Breaker Morant—who has not heard of him, especially for those attending NJS after the 1980’s film Breaker Morant was released. The Sydney Morning Herald (Aust.) has a book review, Peter Fitzsimmons, Breaker Morant. Hachette (2020).
Hero, scapegoat, or villain—you decide.
The subject of Peter FitzSimons’ latest work is Harry ‘‘Breaker’’ Morant, an Englishman who holds the dubious honour of being Australia’s most famous war criminal. A lieutenant in the irregular Bushveldt Carbineers, Morant was convicted in 1902 by a British Army court martial (along with Australians Peter Handcock and George Witton) for his role in the murders of civilians and surrendered combatants during the Second Anglo-Boer War. Witton received a life sentence, later commuted; Morant and Handcock were executed by firing squad.
In the nearly 120 years since his death, a substantial mythology has sprung up around Morant. Most famously depicted in Bruce Beresford’s 1980 film Breaker Morant, the legend holds that the Bushveldt Carbineers committed war crimes only because they were ordered to do so, by a British Army leadership desperate to break ongoing Boer resistance by any means necessary. Once that had occurred and the Boers were ready to negotiate, the story goes, the Carbineers were scapegoated to pave the way to peace.
The reality, as historians have been arguing for decades, is considerably different. There was no political pressure to convict Morant, and Lord Kitchener did not issue a secret ‘‘no prisoners’’ order. Instead, the killings occurred because Morant wanted vengeance for the death and alleged mutilation of his friend Percy Hunt.
The book is written as quasi-fiction and has flaws.

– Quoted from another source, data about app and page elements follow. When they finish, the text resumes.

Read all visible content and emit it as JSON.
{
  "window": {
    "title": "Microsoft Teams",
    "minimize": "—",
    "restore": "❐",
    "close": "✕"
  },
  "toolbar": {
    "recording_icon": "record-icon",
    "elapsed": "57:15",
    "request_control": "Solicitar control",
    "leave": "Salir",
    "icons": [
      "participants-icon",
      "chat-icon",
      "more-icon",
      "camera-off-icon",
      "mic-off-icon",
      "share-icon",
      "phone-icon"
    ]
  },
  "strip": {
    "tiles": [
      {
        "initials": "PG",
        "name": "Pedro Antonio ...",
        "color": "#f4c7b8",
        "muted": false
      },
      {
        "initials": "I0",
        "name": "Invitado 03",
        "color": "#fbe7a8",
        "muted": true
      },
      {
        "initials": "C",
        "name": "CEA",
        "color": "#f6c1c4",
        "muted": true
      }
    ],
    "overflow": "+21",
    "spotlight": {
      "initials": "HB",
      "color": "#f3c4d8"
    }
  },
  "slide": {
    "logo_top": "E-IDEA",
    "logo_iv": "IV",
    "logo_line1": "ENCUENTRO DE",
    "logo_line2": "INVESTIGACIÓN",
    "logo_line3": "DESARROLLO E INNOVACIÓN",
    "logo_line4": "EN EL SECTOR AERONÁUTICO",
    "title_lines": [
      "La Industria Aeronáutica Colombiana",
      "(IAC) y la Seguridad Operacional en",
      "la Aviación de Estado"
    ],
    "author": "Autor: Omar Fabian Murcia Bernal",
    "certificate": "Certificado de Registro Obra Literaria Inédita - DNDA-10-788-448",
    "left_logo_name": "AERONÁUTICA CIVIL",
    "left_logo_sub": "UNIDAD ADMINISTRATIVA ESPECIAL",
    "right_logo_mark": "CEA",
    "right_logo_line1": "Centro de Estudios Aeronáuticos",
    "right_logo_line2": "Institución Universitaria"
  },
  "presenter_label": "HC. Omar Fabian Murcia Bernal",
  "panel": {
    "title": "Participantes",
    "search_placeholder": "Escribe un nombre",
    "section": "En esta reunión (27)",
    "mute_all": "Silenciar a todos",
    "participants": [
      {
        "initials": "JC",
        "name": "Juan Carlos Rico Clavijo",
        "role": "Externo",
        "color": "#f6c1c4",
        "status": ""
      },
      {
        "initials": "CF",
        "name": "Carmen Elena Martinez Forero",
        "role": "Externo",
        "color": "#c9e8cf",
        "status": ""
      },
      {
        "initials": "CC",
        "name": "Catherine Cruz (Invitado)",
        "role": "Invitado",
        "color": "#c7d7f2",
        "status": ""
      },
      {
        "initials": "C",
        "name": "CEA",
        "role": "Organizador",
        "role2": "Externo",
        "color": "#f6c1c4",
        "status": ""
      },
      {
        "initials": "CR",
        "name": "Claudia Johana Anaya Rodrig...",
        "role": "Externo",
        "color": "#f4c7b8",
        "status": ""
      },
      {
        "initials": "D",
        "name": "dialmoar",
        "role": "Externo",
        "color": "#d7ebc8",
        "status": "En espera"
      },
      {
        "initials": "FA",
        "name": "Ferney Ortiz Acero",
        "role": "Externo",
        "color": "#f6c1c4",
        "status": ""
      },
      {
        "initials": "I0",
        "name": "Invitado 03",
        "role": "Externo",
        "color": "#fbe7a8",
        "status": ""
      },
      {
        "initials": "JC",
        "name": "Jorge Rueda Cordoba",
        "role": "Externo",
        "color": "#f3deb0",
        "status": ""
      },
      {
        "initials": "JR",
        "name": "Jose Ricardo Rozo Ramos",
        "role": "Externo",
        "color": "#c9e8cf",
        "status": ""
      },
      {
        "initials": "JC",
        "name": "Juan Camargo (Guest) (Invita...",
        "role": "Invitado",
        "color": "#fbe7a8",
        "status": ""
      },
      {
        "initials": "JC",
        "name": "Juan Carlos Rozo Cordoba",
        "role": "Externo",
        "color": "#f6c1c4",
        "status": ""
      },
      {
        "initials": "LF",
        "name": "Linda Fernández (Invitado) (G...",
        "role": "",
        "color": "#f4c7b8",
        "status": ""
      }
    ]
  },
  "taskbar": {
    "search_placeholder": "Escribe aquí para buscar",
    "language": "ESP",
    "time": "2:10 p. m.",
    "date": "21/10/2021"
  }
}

Still, for all its flaws, Breaker Morant might be FitzSimons’ most valuable book to date. He concludes by delivering a rebuttal to the various efforts, still ongoing, to clear Morant’s name. Particular scorn is reserved for Liberal MP Alex Hawke, with his argument in favour of pardoning Morant lambasted as ‘‘tepid’’ and possessing ‘‘so little foundation it could not stand in even a mild breeze’’.
The overall result is that one of Australia’s most popular authors has delivered to his enormous audience a ringing denunciation not only of Morant and his conspirators but the entire edifice of war crimes apologia.
(Sic as to all punctuation you Yankee grammar czars.)